-- Information shown --
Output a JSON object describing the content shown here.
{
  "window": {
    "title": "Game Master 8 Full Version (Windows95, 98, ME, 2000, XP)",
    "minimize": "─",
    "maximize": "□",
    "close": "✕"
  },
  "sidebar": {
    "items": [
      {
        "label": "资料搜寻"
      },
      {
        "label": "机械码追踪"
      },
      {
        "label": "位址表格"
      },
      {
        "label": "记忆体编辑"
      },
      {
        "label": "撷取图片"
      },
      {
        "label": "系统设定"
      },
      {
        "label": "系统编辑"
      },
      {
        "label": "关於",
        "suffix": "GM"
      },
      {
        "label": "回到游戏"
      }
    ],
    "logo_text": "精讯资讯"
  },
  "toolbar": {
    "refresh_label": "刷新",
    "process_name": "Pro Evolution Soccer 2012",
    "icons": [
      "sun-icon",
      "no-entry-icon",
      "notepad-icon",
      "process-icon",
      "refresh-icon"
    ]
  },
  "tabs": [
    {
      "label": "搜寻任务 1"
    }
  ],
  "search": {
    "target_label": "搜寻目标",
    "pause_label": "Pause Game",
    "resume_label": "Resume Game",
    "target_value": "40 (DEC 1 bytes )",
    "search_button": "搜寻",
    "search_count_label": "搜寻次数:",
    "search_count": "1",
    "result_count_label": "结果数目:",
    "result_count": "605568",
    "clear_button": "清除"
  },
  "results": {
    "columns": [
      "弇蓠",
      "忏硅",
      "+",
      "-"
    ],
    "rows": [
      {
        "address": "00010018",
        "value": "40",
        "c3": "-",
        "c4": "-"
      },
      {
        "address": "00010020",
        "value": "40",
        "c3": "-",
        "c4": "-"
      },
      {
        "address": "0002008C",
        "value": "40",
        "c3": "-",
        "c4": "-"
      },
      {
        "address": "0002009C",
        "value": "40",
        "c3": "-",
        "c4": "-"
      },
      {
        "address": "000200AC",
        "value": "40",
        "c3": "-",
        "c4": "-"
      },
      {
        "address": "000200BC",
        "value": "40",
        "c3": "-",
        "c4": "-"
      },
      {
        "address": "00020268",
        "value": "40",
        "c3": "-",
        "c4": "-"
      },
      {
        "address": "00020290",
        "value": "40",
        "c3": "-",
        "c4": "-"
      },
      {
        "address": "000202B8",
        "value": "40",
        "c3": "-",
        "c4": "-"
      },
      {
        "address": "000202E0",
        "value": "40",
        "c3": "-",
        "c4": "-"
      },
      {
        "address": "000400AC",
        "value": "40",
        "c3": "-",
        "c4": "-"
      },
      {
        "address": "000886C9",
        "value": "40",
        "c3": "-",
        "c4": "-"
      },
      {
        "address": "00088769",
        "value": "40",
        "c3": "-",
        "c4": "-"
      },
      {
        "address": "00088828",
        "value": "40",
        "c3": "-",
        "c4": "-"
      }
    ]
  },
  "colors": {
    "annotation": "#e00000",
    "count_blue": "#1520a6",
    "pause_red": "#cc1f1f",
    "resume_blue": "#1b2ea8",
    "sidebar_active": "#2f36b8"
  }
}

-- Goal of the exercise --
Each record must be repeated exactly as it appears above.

-- Solution below --
Output a JSON object describing the content shown here.
{
  "window": {
    "title": "Game Master 8 Full Version (Windows95, 98, ME, 2000, XP)",
    "minimize": "─",
    "maximize": "□",
    "close": "✕"
  },
  "sidebar": {
    "items": [
      {
        "label": "资料搜寻"
      },
      {
        "label": "机械码追踪"
      },
      {
        "label": "位址表格"
      },
      {
        "label": "记忆体编辑"
      },
      {
        "label": "撷取图片"
      },
      {
        "label": "系统设定"
      },
      {
        "label": "系统编辑"
      },
      {
        "label": "关於",
        "suffix": "GM"
      },
      {
        "label": "回到游戏"
      }
    ],
    "logo_text": "精讯资讯"
  },
  "toolbar": {
    "refresh_label": "刷新",
    "process_name": "Pro Evolution Soccer 2012",
    "icons": [
      "sun-icon",
      "no-entry-icon",
      "notepad-icon",
      "process-icon",
      "refresh-icon"
    ]
  },
  "tabs": [
    {
      "label": "搜寻任务 1"
    }
  ],
  "search": {
    "target_label": "搜寻目标",
    "pause_label": "Pause Game",
    "resume_label": "Resume Game",
    "target_value": "40 (DEC 1 bytes )",
    "search_button": "搜寻",
    "search_count_label": "搜寻次数:",
    "search_count": "1",
    "result_count_label": "结果数目:",
    "result_count": "605568",
    "clear_button": "清除"
  },
  "results": {
    "columns": [
      "弇蓠",
      "忏硅",
      "+",
      "-"
    ],
    "rows": [
      {
        "address": "00010018",
        "value": "40",
        "c3": "-",
        "c4": "-"
      },
      {
        "address": "00010020",
        "value": "40",
        "c3": "-",
        "c4": "-"
      },
      {
        "address": "0002008C",
        "value": "40",
        "c3": "-",
        "c4": "-"
      },
      {
        "address": "0002009C",
        "value": "40",
        "c3": "-",
        "c4": "-"
      },
      {
        "address": "000200AC",
        "value": "40",
        "c3": "-",
        "c4": "-"
      },
      {
        "address": "000200BC",
        "value": "40",
        "c3": "-",
        "c4": "-"
      },
      {
        "address": "00020268",
        "value": "40",
        "c3": "-",
        "c4": "-"
      },
      {
        "address": "00020290",
        "value": "40",
        "c3": "-",
        "c4": "-"
      },
      {
        "address": "000202B8",
        "value": "40",
        "c3": "-",
        "c4": "-"
      },
      {
        "address": "000202E0",
        "value": "40",
        "c3": "-",
        "c4": "-"
      },
      {
        "address": "000400AC",
        "value": "40",
        "c3": "-",
        "c4": "-"
      },
      {
        "address": "000886C9",
        "value": "40",
        "c3": "-",
        "c4": "-"
      },
      {
        "address": "00088769",
        "value": "40",
        "c3": "-",
        "c4": "-"
      },
      {
        "address": "00088828",
        "value": "40",
        "c3": "-",
        "c4": "-"
      }
    ]
  },
  "colors": {
    "annotation": "#e00000",
    "count_blue": "#1520a6",
    "pause_red": "#cc1f1f",
    "resume_blue": "#1b2ea8",
    "sidebar_active": "#2f36b8"
  }
}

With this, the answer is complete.